I’ve always had itchy feet. The world is a big place and I wanted to see it. I wanted to test myself. I’ve always tried to have a lot of control over my life, so I wanted to develop and ease up a little bit and this felt like the perfect opportunity. It’s good to put yourself in situations where you can’t plan everything. By not being able to plan, you open yourself up to a range of new experiences and people. By deciding to go I was throwing myself in at the deep end, but in a way that had the safeguards of a support network.
How did the University of Western Australia compare to Exeter?
Both are amazing, but in different ways. I preferred Exeter in terms of academic standard, but I preferred UWA’s more innovative styles of teaching. One of my modules substituted a seminar for an online forum every other week. This was designed to help people who didn’t have confidence to speak in class. Not having the pressure to speak was really great and was more rewarding for class as a whole.
Societies were not as extensive or active as in Exeter, despite what it says in the brochure. Australian students tend to go to university close to home, so most of them live at home. Very few live in student housing, so the student body has a completely different dynamic. Australian students tend to have more of a life outside of the university, and have pre-existing social life. University is just a small part of life for Australians, rather than the bubble it is for us.
What was the social scene like in Perth?
I lived in a residential college so that was very social. I spent a lot of time with other exchange students. In terms of Australian students, everybody has ready made friendship groups so they don’t make that much effort to make friends at University. My friends were mostly international students. I did have some Australian friends who lived in colleges.
There is an organised social calendar and student hall events. Perth International was a society for all international students and they offered lots of activities and trips. I got to experience Sunday sessions, where everybody goes to a pub by the beach at 12pm on a Sunday. We would stay there all afternoon and get smashed. Of course there were lots of BBQs as well!
In terms of nightlife, everything in Perth everything shuts early, so it wasn’t much of a change from Exeter! Although there were certain places UWA students would go, there wasn’t a specific student scene.
What was the most challenging part of the year?
Probably seeing the racism that takes place in Perth against the Indigenous People and learning to deal with that.
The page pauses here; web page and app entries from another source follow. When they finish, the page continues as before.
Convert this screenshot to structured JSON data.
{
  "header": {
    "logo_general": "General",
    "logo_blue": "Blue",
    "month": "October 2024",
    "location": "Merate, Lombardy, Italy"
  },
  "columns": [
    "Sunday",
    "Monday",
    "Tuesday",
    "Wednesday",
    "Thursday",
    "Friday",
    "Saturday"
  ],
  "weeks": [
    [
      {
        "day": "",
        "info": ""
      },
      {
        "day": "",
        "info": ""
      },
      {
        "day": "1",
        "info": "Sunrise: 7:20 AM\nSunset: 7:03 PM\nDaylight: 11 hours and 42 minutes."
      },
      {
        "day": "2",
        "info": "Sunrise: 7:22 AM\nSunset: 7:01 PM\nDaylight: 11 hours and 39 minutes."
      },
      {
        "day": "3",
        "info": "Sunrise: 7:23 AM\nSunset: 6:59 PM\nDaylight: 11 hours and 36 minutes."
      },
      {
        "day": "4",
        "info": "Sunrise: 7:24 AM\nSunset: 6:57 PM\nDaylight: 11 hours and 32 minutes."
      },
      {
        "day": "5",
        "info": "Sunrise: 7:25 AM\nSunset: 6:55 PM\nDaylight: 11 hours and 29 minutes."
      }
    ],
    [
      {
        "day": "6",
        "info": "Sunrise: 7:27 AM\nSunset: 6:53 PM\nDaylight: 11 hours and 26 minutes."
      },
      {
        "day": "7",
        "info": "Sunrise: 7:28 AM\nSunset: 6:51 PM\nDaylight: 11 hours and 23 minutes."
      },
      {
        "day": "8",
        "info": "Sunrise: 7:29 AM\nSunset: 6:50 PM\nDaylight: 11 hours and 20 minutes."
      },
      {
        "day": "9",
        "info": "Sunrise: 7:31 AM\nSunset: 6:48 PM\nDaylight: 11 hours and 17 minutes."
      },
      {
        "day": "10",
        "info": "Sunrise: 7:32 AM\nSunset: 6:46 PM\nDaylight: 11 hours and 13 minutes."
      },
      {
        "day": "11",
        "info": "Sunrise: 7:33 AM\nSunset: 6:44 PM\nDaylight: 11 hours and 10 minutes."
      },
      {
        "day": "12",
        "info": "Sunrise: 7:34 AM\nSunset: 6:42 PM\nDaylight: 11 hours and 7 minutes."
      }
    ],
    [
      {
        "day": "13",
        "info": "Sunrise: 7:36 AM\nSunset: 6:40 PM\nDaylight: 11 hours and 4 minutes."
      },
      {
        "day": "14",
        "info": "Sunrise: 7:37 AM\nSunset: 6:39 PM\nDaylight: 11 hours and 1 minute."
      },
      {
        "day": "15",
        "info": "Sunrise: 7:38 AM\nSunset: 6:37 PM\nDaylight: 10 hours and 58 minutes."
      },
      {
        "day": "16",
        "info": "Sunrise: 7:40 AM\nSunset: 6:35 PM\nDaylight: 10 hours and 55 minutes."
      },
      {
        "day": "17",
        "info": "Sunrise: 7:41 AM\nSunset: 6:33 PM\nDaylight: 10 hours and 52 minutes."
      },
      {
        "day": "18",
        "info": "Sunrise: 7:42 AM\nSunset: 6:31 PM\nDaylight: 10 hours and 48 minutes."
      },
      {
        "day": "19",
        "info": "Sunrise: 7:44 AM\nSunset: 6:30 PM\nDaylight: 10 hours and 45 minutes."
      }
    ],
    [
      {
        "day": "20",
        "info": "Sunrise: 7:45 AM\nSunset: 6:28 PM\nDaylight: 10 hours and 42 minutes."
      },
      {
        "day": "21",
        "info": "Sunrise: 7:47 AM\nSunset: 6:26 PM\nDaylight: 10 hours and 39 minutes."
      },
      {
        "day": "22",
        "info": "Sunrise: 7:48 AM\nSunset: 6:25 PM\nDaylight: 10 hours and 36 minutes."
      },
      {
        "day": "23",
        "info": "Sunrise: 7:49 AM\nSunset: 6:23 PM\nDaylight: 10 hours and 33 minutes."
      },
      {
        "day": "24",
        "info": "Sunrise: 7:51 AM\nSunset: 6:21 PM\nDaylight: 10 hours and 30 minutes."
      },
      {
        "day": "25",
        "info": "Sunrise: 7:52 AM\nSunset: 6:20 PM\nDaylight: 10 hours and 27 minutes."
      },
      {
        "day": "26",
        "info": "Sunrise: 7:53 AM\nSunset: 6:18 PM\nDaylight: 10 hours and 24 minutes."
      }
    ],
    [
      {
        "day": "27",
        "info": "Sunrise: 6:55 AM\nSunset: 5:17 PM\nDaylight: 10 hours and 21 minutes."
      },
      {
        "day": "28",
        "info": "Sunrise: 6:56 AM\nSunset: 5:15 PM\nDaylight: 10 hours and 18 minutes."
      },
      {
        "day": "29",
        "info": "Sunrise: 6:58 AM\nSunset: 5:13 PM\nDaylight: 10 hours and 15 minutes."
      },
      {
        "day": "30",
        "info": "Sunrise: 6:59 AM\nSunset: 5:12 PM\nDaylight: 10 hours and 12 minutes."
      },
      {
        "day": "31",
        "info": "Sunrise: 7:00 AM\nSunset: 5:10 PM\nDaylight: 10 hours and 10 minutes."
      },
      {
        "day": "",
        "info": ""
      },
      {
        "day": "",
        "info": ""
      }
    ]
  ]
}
Cornwall and Exeter are not very diverse places, so while I’d always understood these issues in theory I’d never experienced it first-hand. The hardest part was understanding that by being a white, middle class student living in affluent part of Perth at good university, I was already being complicit in a racist system. That’s the thing that shocked me – I had to choose if I going to try and understand what is going on and how I could change this, or if I was just going filter it out like a lot of Australians do. All of the homeless people you see are Indigenous Australians and you can choose to look at that and not think about the reasons behind it and question it. Why are so many aboriginal people begging and so many white people walking around with money? I took Indigenous modules to try and understand this, and this meant facing unpleasant truths on daily basis. It was the hardest but best aspect of my year abroad. It made my understanding of the world more realistic and it made me develop as a person. I now understand another culture more and my everyday behaviour is better because of having undergone this experience. Now I’ve learnt about this I can do my own bit to end racism.
What’s your favourite memory from your year abroad?
When I went travelling to Central Australia and Northern territory. I went to the Kakado National Park and I stood looking out over the Arnhem Escarpment. It is an iconic landmark and I’d always wanted to go there. It’s properly in the Outback and it’s truly amazing. The experience was a childhood dream realised.
What would you say to other students considering studying abroad in Australia?
Go! 100% go! Don’t worry about the doubts you have – you’ll cope. All the clichés are so true and they’re cliché for a reason. It’s not going to be “the best” experience of your life but its going to be one of the best. It’s a chance for you to go and develop as a person, learn new stuff and to test yourself. You find out, actually, you can do it. I can sum up my whole experience with a quote from one of my favourite childhood books:
‘The brave may not live forever, but the cautious do not live at all…’ (The Princess Diaries).